──────── Entries shown ────────
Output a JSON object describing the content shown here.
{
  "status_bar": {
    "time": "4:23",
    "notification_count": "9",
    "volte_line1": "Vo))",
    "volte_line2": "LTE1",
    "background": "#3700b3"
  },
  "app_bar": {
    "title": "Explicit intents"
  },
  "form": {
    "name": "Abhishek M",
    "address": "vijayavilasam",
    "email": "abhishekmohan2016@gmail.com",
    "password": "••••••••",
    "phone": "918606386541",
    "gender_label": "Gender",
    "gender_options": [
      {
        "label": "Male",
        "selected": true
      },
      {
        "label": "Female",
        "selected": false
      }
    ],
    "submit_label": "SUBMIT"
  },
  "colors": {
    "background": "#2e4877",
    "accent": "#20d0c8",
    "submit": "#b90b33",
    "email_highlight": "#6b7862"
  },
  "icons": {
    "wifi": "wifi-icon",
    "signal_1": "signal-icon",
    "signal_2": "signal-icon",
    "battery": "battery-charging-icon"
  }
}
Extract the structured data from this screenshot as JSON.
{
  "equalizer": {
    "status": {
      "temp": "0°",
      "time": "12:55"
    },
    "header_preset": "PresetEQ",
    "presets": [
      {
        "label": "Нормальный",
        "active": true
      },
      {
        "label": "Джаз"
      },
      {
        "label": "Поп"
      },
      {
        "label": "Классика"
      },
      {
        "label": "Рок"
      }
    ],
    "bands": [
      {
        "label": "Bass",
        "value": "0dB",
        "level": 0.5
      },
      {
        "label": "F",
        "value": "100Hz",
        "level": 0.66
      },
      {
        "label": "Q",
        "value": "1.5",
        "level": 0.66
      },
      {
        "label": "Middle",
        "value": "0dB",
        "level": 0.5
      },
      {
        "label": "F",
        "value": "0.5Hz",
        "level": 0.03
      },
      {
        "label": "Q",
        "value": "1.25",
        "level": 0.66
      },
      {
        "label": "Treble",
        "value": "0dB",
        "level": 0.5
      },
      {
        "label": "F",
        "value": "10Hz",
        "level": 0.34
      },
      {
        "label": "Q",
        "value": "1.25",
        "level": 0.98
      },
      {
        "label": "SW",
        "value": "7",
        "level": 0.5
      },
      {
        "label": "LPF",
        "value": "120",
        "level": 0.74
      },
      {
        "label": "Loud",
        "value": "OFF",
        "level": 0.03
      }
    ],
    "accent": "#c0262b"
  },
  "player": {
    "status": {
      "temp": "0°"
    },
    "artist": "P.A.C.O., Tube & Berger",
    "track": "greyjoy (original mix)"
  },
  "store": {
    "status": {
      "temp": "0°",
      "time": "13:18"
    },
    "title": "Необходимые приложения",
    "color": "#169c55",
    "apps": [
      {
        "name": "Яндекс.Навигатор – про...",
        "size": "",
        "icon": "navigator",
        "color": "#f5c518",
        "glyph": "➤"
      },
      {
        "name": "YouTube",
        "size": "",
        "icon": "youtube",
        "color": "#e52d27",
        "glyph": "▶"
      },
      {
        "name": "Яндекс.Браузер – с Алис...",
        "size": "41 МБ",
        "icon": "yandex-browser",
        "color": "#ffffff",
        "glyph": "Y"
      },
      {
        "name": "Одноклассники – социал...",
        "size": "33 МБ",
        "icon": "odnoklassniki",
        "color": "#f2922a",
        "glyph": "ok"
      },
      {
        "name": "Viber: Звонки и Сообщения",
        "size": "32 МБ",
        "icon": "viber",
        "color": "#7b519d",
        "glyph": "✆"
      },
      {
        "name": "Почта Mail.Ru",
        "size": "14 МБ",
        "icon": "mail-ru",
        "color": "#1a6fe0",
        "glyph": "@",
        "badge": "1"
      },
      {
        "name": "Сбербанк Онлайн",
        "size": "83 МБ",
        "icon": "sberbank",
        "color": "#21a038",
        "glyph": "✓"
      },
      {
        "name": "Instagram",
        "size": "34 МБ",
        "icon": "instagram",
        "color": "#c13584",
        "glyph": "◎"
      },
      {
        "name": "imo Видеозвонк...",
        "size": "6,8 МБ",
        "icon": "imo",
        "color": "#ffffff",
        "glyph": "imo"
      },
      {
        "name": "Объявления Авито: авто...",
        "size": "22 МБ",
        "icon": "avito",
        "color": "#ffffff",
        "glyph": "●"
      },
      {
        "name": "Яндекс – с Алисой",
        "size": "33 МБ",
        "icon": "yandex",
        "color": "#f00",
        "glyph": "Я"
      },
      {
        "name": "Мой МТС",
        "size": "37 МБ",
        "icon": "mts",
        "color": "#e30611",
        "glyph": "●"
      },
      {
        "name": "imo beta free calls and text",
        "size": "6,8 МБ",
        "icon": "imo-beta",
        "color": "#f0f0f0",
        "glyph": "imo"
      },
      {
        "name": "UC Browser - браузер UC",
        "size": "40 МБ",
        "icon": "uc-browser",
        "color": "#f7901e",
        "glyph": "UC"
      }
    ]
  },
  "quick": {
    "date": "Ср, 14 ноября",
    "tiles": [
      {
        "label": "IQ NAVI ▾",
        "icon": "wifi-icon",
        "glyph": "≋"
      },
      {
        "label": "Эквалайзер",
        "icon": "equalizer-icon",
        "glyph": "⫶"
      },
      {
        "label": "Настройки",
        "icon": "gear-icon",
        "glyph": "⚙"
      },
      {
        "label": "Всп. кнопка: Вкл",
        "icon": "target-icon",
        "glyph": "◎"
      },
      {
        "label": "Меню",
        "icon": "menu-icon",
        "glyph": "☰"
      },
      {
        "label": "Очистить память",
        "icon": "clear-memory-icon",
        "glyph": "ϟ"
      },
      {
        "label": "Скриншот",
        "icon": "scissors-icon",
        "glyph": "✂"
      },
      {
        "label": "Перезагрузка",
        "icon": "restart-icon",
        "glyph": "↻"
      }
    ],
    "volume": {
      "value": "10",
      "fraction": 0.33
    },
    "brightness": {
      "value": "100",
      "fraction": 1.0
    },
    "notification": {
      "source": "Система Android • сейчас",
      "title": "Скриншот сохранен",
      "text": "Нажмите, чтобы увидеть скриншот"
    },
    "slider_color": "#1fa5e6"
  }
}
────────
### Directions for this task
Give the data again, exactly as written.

### Your response
Output a JSON object describing the content shown here.
{
  "status_bar": {
    "time": "4:23",
    "notification_count": "9",
    "volte_line1": "Vo))",
    "volte_line2": "LTE1",
    "background": "#3700b3"
  },
  "app_bar": {
    "title": "Explicit intents"
  },
  "form": {
    "name": "Abhishek M",
    "address": "vijayavilasam",
    "email": "abhishekmohan2016@gmail.com",
    "password": "••••••••",
    "phone": "918606386541",
    "gender_label": "Gender",
    "gender_options": [
      {
        "label": "Male",
        "selected": true
      },
      {
        "label": "Female",
        "selected": false
      }
    ],
    "submit_label": "SUBMIT"
  },
  "colors": {
    "background": "#2e4877",
    "accent": "#20d0c8",
    "submit": "#b90b33",
    "email_highlight": "#6b7862"
  },
  "icons": {
    "wifi": "wifi-icon",
    "signal_1": "signal-icon",
    "signal_2": "signal-icon",
    "battery": "battery-charging-icon"
  }
}
Extract the structured data from this screenshot as JSON.
{
  "equalizer": {
    "status": {
      "temp": "0°",
      "time": "12:55"
    },
    "header_preset": "PresetEQ",
    "presets": [
      {
        "label": "Нормальный",
        "active": true
      },
      {
        "label": "Джаз"
      },
      {
        "label": "Поп"
      },
      {
        "label": "Классика"
      },
      {
        "label": "Рок"
      }
    ],
    "bands": [
      {
        "label": "Bass",
        "value": "0dB",
        "level": 0.5
      },
      {
        "label": "F",
        "value": "100Hz",
        "level": 0.66
      },
      {
        "label": "Q",
        "value": "1.5",
        "level": 0.66
      },
      {
        "label": "Middle",
        "value": "0dB",
        "level": 0.5
      },
      {
        "label": "F",
        "value": "0.5Hz",
        "level": 0.03
      },
      {
        "label": "Q",
        "value": "1.25",
        "level": 0.66
      },
      {
        "label": "Treble",
        "value": "0dB",
        "level": 0.5
      },
      {
        "label": "F",
        "value": "10Hz",
        "level": 0.34
      },
      {
        "label": "Q",
        "value": "1.25",
        "level": 0.98
      },
      {
        "label": "SW",
        "value": "7",
        "level": 0.5
      },
      {
        "label": "LPF",
        "value": "120",
        "level": 0.74
      },
      {
        "label": "Loud",
        "value": "OFF",
        "level": 0.03
      }
    ],
    "accent": "#c0262b"
  },
  "player": {
    "status": {
      "temp": "0°"
    },
    "artist": "P.A.C.O., Tube & Berger",
    "track": "greyjoy (original mix)"
  },
  "store": {
    "status": {
      "temp": "0°",
      "time": "13:18"
    },
    "title": "Необходимые приложения",
    "color": "#169c55",
    "apps": [
      {
        "name": "Яндекс.Навигатор – про...",
        "size": "",
        "icon": "navigator",
        "color": "#f5c518",
        "glyph": "➤"
      },
      {
        "name": "YouTube",
        "size": "",
        "icon": "youtube",
        "color": "#e52d27",
        "glyph": "▶"
      },
      {
        "name": "Яндекс.Браузер – с Алис...",
        "size": "41 МБ",
        "icon": "yandex-browser",
        "color": "#ffffff",
        "glyph": "Y"
      },
      {
        "name": "Одноклассники – социал...",
        "size": "33 МБ",
        "icon": "odnoklassniki",
        "color": "#f2922a",
        "glyph": "ok"
      },
      {
        "name": "Viber: Звонки и Сообщения",
        "size": "32 МБ",
        "icon": "viber",
        "color": "#7b519d",
        "glyph": "✆"
      },
      {
        "name": "Почта Mail.Ru",
        "size": "14 МБ",
        "icon": "mail-ru",
        "color": "#1a6fe0",
        "glyph": "@",
        "badge": "1"
      },
      {
        "name": "Сбербанк Онлайн",
        "size": "83 МБ",
        "icon": "sberbank",
        "color": "#21a038",
        "glyph": "✓"
      },
      {
        "name": "Instagram",
        "size": "34 МБ",
        "icon": "instagram",
        "color": "#c13584",
        "glyph": "◎"
      },
      {
        "name": "imo Видеозвонк...",
        "size": "6,8 МБ",
        "icon": "imo",
        "color": "#ffffff",
        "glyph": "imo"
      },
      {
        "name": "Объявления Авито: авто...",
        "size": "22 МБ",
        "icon": "avito",
        "color": "#ffffff",
        "glyph": "●"
      },
      {
        "name": "Яндекс – с Алисой",
        "size": "33 МБ",
        "icon": "yandex",
        "color": "#f00",
        "glyph": "Я"
      },
      {
        "name": "Мой МТС",
        "size": "37 МБ",
        "icon": "mts",
        "color": "#e30611",
        "glyph": "●"
      },
      {
        "name": "imo beta free calls and text",
        "size": "6,8 МБ",
        "icon": "imo-beta",
        "color": "#f0f0f0",
        "glyph": "imo"
      },
      {
        "name": "UC Browser - браузер UC",
        "size": "40 МБ",
        "icon": "uc-browser",
        "color": "#f7901e",
        "glyph": "UC"
      }
    ]
  },
  "quick": {
    "date": "Ср, 14 ноября",
    "tiles": [
      {
        "label": "IQ NAVI ▾",
        "icon": "wifi-icon",
        "glyph": "≋"
      },
      {
        "label": "Эквалайзер",
        "icon": "equalizer-icon",
        "glyph": "⫶"
      },
      {
        "label": "Настройки",
        "icon": "gear-icon",
        "glyph": "⚙"
      },
      {
        "label": "Всп. кнопка: Вкл",
        "icon": "target-icon",
        "glyph": "◎"
      },
      {
        "label": "Меню",
        "icon": "menu-icon",
        "glyph": "☰"
      },
      {
        "label": "Очистить память",
        "icon": "clear-memory-icon",
        "glyph": "ϟ"
      },
      {
        "label": "Скриншот",
        "icon": "scissors-icon",
        "glyph": "✂"
      },
      {
        "label": "Перезагрузка",
        "icon": "restart-icon",
        "glyph": "↻"
      }
    ],
    "volume": {
      "value": "10",
      "fraction": 0.33
    },
    "brightness": {
      "value": "100",
      "fraction": 1.0
    },
    "notification": {
      "source": "Система Android • сейчас",
      "title": "Скриншот сохранен",
      "text": "Нажмите, чтобы увидеть скриншот"
    },
    "slider_color": "#1fa5e6"
  }
}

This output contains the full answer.